A U.S. nuclear engineer and a Chinese state-owned nuclear power company have been indicted on federal charges of conspiracy to facilitate nuclear material development and production efforts outside the U.S. without a permit from the Energy Department.
The Justice Department said Thursday the two-count indictment unveiled Thursday at a district court in Tennessee is for China General Nuclear Power Co. and Allen Ho, a naturalized U.S. citizen born in China and employed as a senior adviser at CGNPC.
Allen Ho, also known as Szuhsiung Ho, also runs Delaware-based Energy Technology International.
CGNPC, Ho and his company are accused of conspiring with others to help the Chinese company make a special nuclear material without a DOE authorization required as part of a U.S.-China civil nuclear cooperation pact.

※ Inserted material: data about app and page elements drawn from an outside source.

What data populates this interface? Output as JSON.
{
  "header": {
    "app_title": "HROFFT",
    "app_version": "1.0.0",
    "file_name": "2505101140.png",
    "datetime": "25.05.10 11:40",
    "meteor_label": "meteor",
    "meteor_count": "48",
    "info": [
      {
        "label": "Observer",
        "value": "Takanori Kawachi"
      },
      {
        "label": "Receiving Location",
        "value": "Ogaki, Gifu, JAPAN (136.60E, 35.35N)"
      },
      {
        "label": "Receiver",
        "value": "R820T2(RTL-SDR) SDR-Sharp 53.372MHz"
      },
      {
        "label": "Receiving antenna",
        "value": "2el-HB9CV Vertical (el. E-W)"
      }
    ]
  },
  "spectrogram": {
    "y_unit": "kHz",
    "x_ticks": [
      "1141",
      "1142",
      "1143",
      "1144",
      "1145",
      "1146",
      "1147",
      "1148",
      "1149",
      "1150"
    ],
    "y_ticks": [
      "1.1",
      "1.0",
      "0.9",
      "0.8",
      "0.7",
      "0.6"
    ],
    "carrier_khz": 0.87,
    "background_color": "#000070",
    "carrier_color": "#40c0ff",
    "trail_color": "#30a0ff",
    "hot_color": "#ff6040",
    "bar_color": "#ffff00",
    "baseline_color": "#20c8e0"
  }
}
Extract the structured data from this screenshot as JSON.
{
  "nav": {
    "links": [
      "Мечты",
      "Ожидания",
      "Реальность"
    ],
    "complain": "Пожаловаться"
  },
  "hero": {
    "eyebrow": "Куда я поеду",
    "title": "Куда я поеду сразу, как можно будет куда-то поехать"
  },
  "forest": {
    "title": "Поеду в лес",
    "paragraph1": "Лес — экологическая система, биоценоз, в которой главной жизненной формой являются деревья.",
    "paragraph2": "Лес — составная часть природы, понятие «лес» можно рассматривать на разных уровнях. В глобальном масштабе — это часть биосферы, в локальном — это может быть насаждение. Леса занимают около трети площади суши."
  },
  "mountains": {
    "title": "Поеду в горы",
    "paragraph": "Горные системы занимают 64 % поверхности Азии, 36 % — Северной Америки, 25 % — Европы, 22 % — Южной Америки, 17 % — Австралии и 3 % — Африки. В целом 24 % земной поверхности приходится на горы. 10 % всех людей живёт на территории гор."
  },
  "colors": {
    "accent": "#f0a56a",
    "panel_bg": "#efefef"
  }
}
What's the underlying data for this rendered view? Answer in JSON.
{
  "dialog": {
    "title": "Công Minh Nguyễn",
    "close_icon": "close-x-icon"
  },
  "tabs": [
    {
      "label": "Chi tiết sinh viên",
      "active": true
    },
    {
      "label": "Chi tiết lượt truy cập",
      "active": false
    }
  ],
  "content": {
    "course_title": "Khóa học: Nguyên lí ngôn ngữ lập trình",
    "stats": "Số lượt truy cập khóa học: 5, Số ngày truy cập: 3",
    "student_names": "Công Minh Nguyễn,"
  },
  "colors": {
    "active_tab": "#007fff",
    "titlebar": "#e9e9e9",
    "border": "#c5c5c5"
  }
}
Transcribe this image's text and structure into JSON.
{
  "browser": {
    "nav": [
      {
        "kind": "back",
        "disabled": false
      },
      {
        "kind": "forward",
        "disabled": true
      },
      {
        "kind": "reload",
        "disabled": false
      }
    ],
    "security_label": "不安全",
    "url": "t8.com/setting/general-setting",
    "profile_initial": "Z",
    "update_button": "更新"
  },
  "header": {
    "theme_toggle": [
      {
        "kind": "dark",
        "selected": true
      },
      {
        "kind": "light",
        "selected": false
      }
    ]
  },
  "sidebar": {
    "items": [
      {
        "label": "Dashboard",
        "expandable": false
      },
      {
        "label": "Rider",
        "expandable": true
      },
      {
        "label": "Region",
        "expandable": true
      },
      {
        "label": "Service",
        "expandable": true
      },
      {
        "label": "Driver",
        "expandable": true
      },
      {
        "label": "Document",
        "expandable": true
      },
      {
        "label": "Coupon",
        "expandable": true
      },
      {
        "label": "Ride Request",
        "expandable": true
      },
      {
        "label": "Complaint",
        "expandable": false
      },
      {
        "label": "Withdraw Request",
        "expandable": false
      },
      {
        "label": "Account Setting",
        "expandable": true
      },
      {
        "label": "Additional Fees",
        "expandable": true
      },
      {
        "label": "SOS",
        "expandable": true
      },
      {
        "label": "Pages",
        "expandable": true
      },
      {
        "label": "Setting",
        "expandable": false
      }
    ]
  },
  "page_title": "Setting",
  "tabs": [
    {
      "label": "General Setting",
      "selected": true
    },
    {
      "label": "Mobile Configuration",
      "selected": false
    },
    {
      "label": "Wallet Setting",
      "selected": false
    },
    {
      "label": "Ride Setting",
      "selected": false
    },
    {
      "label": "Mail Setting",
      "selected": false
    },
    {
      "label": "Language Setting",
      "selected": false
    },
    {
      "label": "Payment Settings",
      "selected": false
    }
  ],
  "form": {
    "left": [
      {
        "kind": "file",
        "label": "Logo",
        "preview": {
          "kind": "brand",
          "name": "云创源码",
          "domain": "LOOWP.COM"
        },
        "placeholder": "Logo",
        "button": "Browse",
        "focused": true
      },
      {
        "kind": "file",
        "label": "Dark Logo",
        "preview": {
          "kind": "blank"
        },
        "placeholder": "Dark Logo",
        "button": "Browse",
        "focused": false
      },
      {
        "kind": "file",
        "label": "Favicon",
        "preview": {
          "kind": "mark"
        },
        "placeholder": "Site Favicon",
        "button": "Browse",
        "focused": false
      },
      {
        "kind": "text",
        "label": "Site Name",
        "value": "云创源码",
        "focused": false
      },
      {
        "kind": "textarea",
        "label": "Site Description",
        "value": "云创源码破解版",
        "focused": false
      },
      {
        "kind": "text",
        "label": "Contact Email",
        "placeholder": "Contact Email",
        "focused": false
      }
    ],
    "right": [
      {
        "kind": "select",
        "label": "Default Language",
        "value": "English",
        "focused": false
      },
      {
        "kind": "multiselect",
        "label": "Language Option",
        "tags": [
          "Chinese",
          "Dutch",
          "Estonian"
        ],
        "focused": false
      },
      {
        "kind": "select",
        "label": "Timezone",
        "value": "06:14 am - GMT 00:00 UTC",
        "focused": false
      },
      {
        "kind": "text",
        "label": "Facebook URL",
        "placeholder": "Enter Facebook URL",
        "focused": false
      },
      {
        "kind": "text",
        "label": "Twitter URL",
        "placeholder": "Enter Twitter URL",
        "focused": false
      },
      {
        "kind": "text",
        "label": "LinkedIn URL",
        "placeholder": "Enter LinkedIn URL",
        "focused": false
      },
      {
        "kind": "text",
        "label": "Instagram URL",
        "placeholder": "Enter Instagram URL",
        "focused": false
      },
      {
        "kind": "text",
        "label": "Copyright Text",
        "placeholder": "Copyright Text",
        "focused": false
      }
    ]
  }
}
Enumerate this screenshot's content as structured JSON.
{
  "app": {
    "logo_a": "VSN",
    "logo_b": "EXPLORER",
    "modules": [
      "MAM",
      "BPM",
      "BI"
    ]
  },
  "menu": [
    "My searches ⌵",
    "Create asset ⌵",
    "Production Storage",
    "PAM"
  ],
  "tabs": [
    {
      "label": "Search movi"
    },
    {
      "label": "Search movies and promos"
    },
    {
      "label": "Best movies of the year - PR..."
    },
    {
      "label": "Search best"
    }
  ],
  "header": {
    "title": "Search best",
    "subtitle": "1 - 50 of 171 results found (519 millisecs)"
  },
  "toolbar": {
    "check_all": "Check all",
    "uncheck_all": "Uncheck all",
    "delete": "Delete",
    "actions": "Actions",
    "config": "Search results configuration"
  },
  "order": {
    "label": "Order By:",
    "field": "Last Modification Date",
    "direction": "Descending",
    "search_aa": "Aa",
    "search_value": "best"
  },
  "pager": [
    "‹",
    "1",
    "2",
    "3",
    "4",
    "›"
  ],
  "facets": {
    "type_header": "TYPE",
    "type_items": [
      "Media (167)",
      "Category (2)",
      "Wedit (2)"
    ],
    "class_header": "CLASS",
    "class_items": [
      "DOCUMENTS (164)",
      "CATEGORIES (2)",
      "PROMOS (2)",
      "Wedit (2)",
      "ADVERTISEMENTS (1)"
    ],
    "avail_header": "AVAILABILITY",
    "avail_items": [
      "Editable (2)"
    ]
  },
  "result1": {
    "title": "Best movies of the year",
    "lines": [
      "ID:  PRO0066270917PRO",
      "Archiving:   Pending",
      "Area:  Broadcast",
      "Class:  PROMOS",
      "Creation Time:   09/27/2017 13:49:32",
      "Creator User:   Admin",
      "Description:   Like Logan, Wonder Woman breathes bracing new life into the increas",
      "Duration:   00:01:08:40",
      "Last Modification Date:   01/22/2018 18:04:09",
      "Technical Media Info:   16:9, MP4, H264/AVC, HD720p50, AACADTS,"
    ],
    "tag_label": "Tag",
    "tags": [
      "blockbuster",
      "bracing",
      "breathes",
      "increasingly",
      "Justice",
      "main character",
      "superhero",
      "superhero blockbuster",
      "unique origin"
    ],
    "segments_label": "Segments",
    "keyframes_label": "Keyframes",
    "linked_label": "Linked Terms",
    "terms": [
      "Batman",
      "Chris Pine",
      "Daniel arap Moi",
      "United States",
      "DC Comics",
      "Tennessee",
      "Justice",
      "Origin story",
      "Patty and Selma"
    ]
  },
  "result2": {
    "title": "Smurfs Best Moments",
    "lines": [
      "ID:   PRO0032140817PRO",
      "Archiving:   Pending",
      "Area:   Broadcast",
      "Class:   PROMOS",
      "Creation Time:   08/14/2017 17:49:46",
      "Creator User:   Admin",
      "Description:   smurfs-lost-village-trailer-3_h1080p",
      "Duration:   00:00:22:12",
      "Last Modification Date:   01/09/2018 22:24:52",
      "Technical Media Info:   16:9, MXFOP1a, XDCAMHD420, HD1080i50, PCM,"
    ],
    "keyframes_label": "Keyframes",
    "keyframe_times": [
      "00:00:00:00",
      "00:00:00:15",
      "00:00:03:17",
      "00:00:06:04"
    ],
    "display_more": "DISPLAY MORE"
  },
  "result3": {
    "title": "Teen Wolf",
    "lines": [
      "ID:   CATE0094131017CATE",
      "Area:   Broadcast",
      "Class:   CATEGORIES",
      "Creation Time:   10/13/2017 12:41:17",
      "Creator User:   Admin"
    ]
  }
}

“The federal government has regulations in place to oversee civil nuclear cooperation, and if those authorities are circumvented, this can result in significant damage to our national security,” said Michael Steinbach, executive assistant director of the FBI’s national security branch.
In addition, the parties allegedly sought technical assistance from U.S.-based nuclear experts regarding small modular reactor and advanced fuel assembly programs as well as fixed in-core detector and reactor-related computer systems, DOJ noted.
Ho could face a life sentence in prison and a maximum fine of $250,000 if found guilty.
The indictment comes less than a month after Chinese businessman Su Bin entered a guilty plea in a district court in California to charges that he was involved in a conspiracy to breach computer systems at Boeing and several other U.S. defense contractors to access military technical data and transmit it to China.